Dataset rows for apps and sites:
══════════════════════════════

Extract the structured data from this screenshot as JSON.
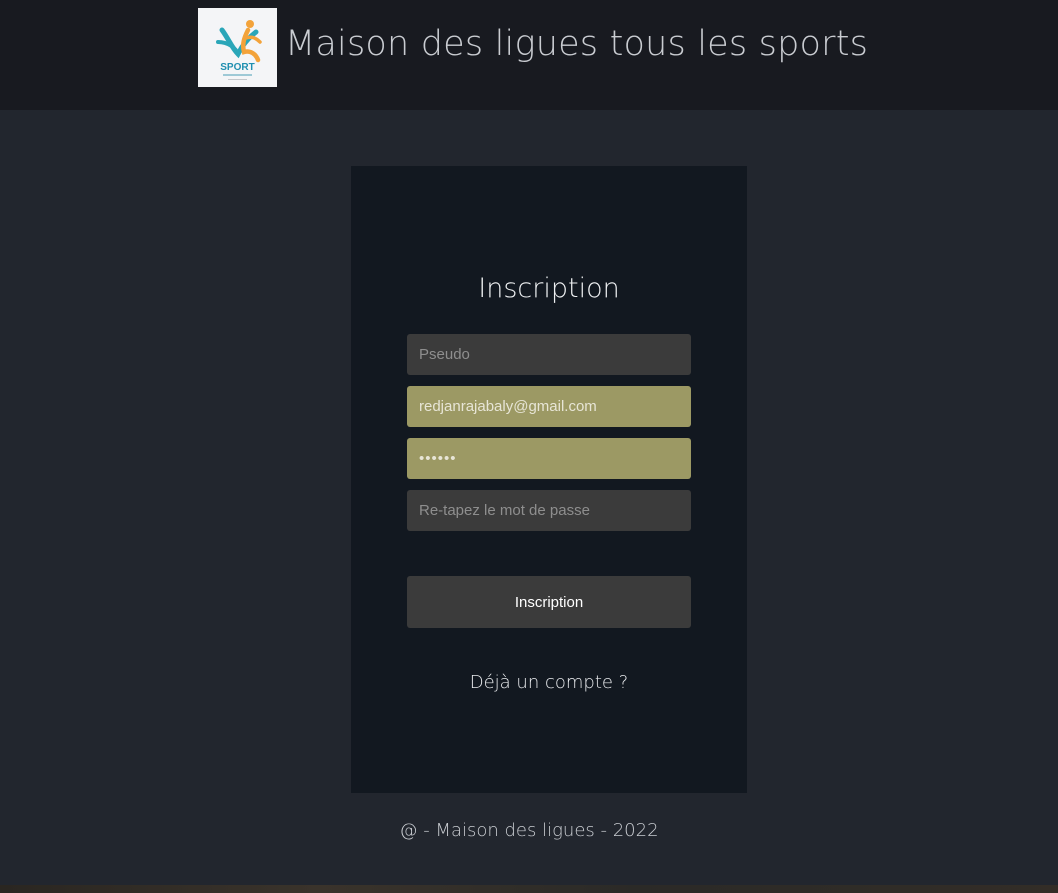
{
  "header": {
    "title": "Maison des ligues tous les sports",
    "logo": {
      "icon": "sport-logo-icon",
      "text": "SPORT"
    }
  },
  "form": {
    "title": "Inscription",
    "fields": {
      "pseudo": {
        "placeholder": "Pseudo",
        "value": ""
      },
      "email": {
        "placeholder": "",
        "value": "redjanrajabaly@gmail.com"
      },
      "password": {
        "placeholder": "",
        "value": "••••••"
      },
      "retype": {
        "placeholder": "Re-tapez le mot de passe",
        "value": ""
      }
    },
    "submit_label": "Inscription",
    "login_link": "Déjà un compte ?"
  },
  "footer": {
    "text": "@ - Maison des ligues - 2022"
  },
  "colors": {
    "background": "#22262e",
    "header": "#181a20",
    "card": "#121820",
    "field": "#3b3b3b",
    "autofill": "#9c9964"
  }
}
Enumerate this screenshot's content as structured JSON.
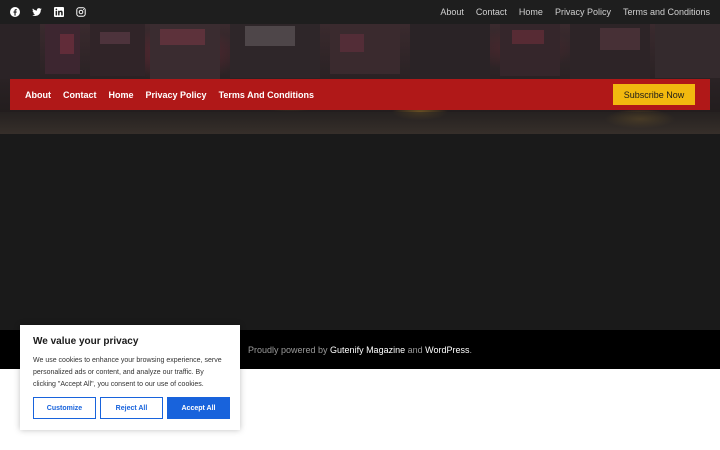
{
  "topbar": {
    "social_icons": [
      "facebook-icon",
      "twitter-icon",
      "linkedin-icon",
      "instagram-icon"
    ],
    "nav": [
      "About",
      "Contact",
      "Home",
      "Privacy Policy",
      "Terms and Conditions"
    ]
  },
  "header": {
    "nav": [
      "About",
      "Contact",
      "Home",
      "Privacy Policy",
      "Terms And Conditions"
    ],
    "subscribe_label": "Subscribe Now",
    "accent_color": "#b01818",
    "subscribe_color": "#f2b90f"
  },
  "footer": {
    "prefix": "Proudly powered by ",
    "theme_link": "Gutenify Magazine",
    "conjunction": " and ",
    "wp_link": "WordPress",
    "suffix": "."
  },
  "cookie": {
    "title": "We value your privacy",
    "message": "We use cookies to enhance your browsing experience, serve personalized ads or content, and analyze our traffic. By clicking \"Accept All\", you consent to our use of cookies.",
    "customize_label": "Customize",
    "reject_label": "Reject All",
    "accept_label": "Accept All",
    "button_color": "#1863dc"
  }
}
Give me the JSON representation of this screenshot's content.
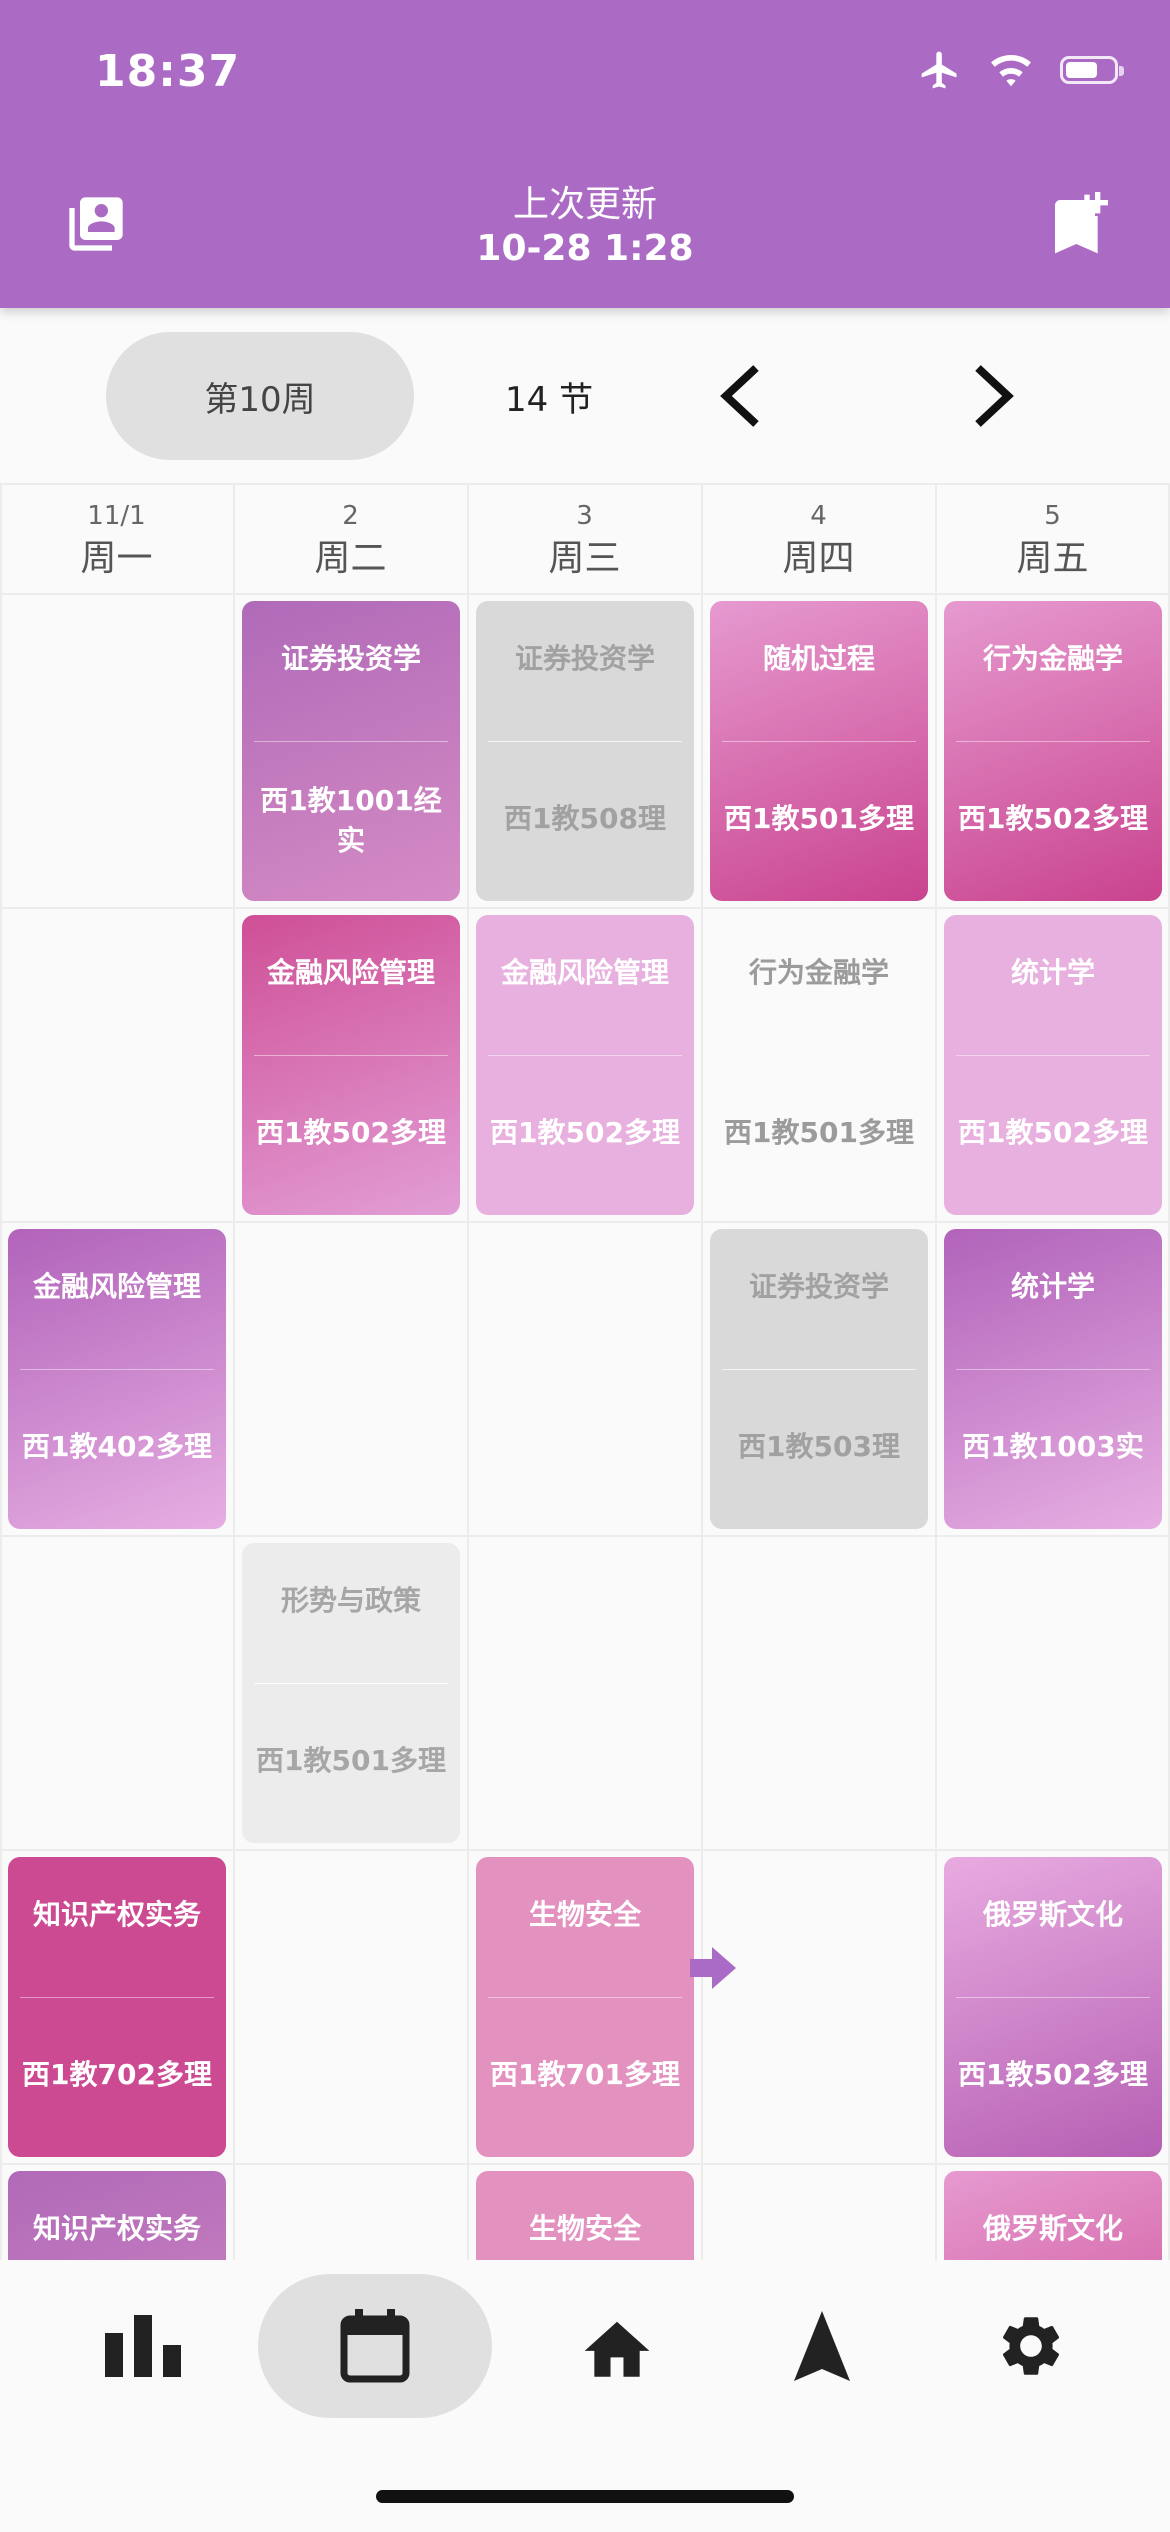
{
  "status_bar": {
    "time": "18:37"
  },
  "header": {
    "title": "上次更新",
    "subtitle": "10-28 1:28"
  },
  "toolbar": {
    "week": "第10周",
    "sections": "14 节"
  },
  "days": [
    {
      "date": "11/1",
      "name": "周一"
    },
    {
      "date": "2",
      "name": "周二"
    },
    {
      "date": "3",
      "name": "周三"
    },
    {
      "date": "4",
      "name": "周四"
    },
    {
      "date": "5",
      "name": "周五"
    }
  ],
  "courses": [
    {
      "name": "证券投资学",
      "room": "西1教1001经实",
      "day": 2,
      "slot": 1,
      "style": "purple-pink"
    },
    {
      "name": "证券投资学",
      "room": "西1教508理",
      "day": 3,
      "slot": 1,
      "style": "grey"
    },
    {
      "name": "随机过程",
      "room": "西1教501多理",
      "day": 4,
      "slot": 1,
      "style": "pink-magenta"
    },
    {
      "name": "行为金融学",
      "room": "西1教502多理",
      "day": 5,
      "slot": 1,
      "style": "pink-magenta"
    },
    {
      "name": "金融风险管理",
      "room": "西1教502多理",
      "day": 2,
      "slot": 2,
      "style": "magenta-pink"
    },
    {
      "name": "金融风险管理",
      "room": "西1教502多理",
      "day": 3,
      "slot": 2,
      "style": "light-pink"
    },
    {
      "name": "行为金融学",
      "room": "西1教501多理",
      "day": 4,
      "slot": 2,
      "style": "white"
    },
    {
      "name": "统计学",
      "room": "西1教502多理",
      "day": 5,
      "slot": 2,
      "style": "light-pink"
    },
    {
      "name": "金融风险管理",
      "room": "西1教402多理",
      "day": 1,
      "slot": 3,
      "style": "purple-light"
    },
    {
      "name": "证券投资学",
      "room": "西1教503理",
      "day": 4,
      "slot": 3,
      "style": "grey"
    },
    {
      "name": "统计学",
      "room": "西1教1003实",
      "day": 5,
      "slot": 3,
      "style": "purple-light"
    },
    {
      "name": "形势与政策",
      "room": "西1教501多理",
      "day": 2,
      "slot": 4,
      "style": "lightgrey"
    },
    {
      "name": "知识产权实务",
      "room": "西1教702多理",
      "day": 1,
      "slot": 5,
      "style": "magenta"
    },
    {
      "name": "生物安全",
      "room": "西1教701多理",
      "day": 3,
      "slot": 5,
      "style": "rose"
    },
    {
      "name": "俄罗斯文化",
      "room": "西1教502多理",
      "day": 5,
      "slot": 5,
      "style": "pink-purple"
    },
    {
      "name": "知识产权实务",
      "room": "",
      "day": 1,
      "slot": 6,
      "style": "purple-pink"
    },
    {
      "name": "生物安全",
      "room": "",
      "day": 3,
      "slot": 6,
      "style": "rose"
    },
    {
      "name": "俄罗斯文化",
      "room": "",
      "day": 5,
      "slot": 6,
      "style": "pink-magenta"
    }
  ],
  "styles": {
    "purple-pink": "linear-gradient(160deg,#b06ab8 0%,#d58bc4 100%)",
    "pink-magenta": "linear-gradient(160deg,#e69ad0 0%,#c9438e 100%)",
    "magenta-pink": "linear-gradient(160deg,#cf4f96 0%,#e29ed6 100%)",
    "light-pink": "#e8b0de",
    "purple-light": "linear-gradient(160deg,#b163ba 0%,#e7aee2 100%)",
    "magenta": "#cc4a92",
    "rose": "#e392c0",
    "pink-purple": "linear-gradient(160deg,#e8abe0 0%,#b55fb3 100%)"
  },
  "nav": [
    {
      "name": "stats-icon"
    },
    {
      "name": "calendar-icon"
    },
    {
      "name": "home-icon"
    },
    {
      "name": "navigation-icon"
    },
    {
      "name": "settings-icon"
    }
  ]
}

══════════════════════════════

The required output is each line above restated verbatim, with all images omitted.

» **Written answer**
Extract the structured data from this screenshot as JSON.
{
  "header": {
    "title": "Maison des ligues tous les sports",
    "logo": {
      "icon": "sport-logo-icon",
      "text": "SPORT"
    }
  },
  "form": {
    "title": "Inscription",
    "fields": {
      "pseudo": {
        "placeholder": "Pseudo",
        "value": ""
      },
      "email": {
        "placeholder": "",
        "value": "redjanrajabaly@gmail.com"
      },
      "password": {
        "placeholder": "",
        "value": "••••••"
      },
      "retype": {
        "placeholder": "Re-tapez le mot de passe",
        "value": ""
      }
    },
    "submit_label": "Inscription",
    "login_link": "Déjà un compte ?"
  },
  "footer": {
    "text": "@ - Maison des ligues - 2022"
  },
  "colors": {
    "background": "#22262e",
    "header": "#181a20",
    "card": "#121820",
    "field": "#3b3b3b",
    "autofill": "#9c9964"
  }
}
Enumerate this screenshot's content as structured JSON.
{
  "topbar": {
    "social_icons": [
      "facebook-icon",
      "twitter-icon",
      "linkedin-icon",
      "instagram-icon"
    ],
    "nav": [
      "About",
      "Contact",
      "Home",
      "Privacy Policy",
      "Terms and Conditions"
    ]
  },
  "header": {
    "nav": [
      "About",
      "Contact",
      "Home",
      "Privacy Policy",
      "Terms And Conditions"
    ],
    "subscribe_label": "Subscribe Now",
    "accent_color": "#b01818",
    "subscribe_color": "#f2b90f"
  },
  "footer": {
    "prefix": "Proudly powered by ",
    "theme_link": "Gutenify Magazine",
    "conjunction": " and ",
    "wp_link": "WordPress",
    "suffix": "."
  },
  "cookie": {
    "title": "We value your privacy",
    "message": "We use cookies to enhance your browsing experience, serve personalized ads or content, and analyze our traffic. By clicking \"Accept All\", you consent to our use of cookies.",
    "customize_label": "Customize",
    "reject_label": "Reject All",
    "accept_label": "Accept All",
    "button_color": "#1863dc"
  }
}
Give me the JSON representation of this screenshot's content.
{
  "status_bar": {
    "time": "18:37"
  },
  "header": {
    "title": "上次更新",
    "subtitle": "10-28 1:28"
  },
  "toolbar": {
    "week": "第10周",
    "sections": "14 节"
  },
  "days": [
    {
      "date": "11/1",
      "name": "周一"
    },
    {
      "date": "2",
      "name": "周二"
    },
    {
      "date": "3",
      "name": "周三"
    },
    {
      "date": "4",
      "name": "周四"
    },
    {
      "date": "5",
      "name": "周五"
    }
  ],
  "courses": [
    {
      "name": "证券投资学",
      "room": "西1教1001经实",
      "day": 2,
      "slot": 1,
      "style": "purple-pink"
    },
    {
      "name": "证券投资学",
      "room": "西1教508理",
      "day": 3,
      "slot": 1,
      "style": "grey"
    },
    {
      "name": "随机过程",
      "room": "西1教501多理",
      "day": 4,
      "slot": 1,
      "style": "pink-magenta"
    },
    {
      "name": "行为金融学",
      "room": "西1教502多理",
      "day": 5,
      "slot": 1,
      "style": "pink-magenta"
    },
    {
      "name": "金融风险管理",
      "room": "西1教502多理",
      "day": 2,
      "slot": 2,
      "style": "magenta-pink"
    },
    {
      "name": "金融风险管理",
      "room": "西1教502多理",
      "day": 3,
      "slot": 2,
      "style": "light-pink"
    },
    {
      "name": "行为金融学",
      "room": "西1教501多理",
      "day": 4,
      "slot": 2,
      "style": "white"
    },
    {
      "name": "统计学",
      "room": "西1教502多理",
      "day": 5,
      "slot": 2,
      "style": "light-pink"
    },
    {
      "name": "金融风险管理",
      "room": "西1教402多理",
      "day": 1,
      "slot": 3,
      "style": "purple-light"
    },
    {
      "name": "证券投资学",
      "room": "西1教503理",
      "day": 4,
      "slot": 3,
      "style": "grey"
    },
    {
      "name": "统计学",
      "room": "西1教1003实",
      "day": 5,
      "slot": 3,
      "style": "purple-light"
    },
    {
      "name": "形势与政策",
      "room": "西1教501多理",
      "day": 2,
      "slot": 4,
      "style": "lightgrey"
    },
    {
      "name": "知识产权实务",
      "room": "西1教702多理",
      "day": 1,
      "slot": 5,
      "style": "magenta"
    },
    {
      "name": "生物安全",
      "room": "西1教701多理",
      "day": 3,
      "slot": 5,
      "style": "rose"
    },
    {
      "name": "俄罗斯文化",
      "room": "西1教502多理",
      "day": 5,
      "slot": 5,
      "style": "pink-purple"
    },
    {
      "name": "知识产权实务",
      "room": "",
      "day": 1,
      "slot": 6,
      "style": "purple-pink"
    },
    {
      "name": "生物安全",
      "room": "",
      "day": 3,
      "slot": 6,
      "style": "rose"
    },
    {
      "name": "俄罗斯文化",
      "room": "",
      "day": 5,
      "slot": 6,
      "style": "pink-magenta"
    }
  ],
  "styles": {
    "purple-pink": "linear-gradient(160deg,#b06ab8 0%,#d58bc4 100%)",
    "pink-magenta": "linear-gradient(160deg,#e69ad0 0%,#c9438e 100%)",
    "magenta-pink": "linear-gradient(160deg,#cf4f96 0%,#e29ed6 100%)",
    "light-pink": "#e8b0de",
    "purple-light": "linear-gradient(160deg,#b163ba 0%,#e7aee2 100%)",
    "magenta": "#cc4a92",
    "rose": "#e392c0",
    "pink-purple": "linear-gradient(160deg,#e8abe0 0%,#b55fb3 100%)"
  },
  "nav": [
    {
      "name": "stats-icon"
    },
    {
      "name": "calendar-icon"
    },
    {
      "name": "home-icon"
    },
    {
      "name": "navigation-icon"
    },
    {
      "name": "settings-icon"
    }
  ]
}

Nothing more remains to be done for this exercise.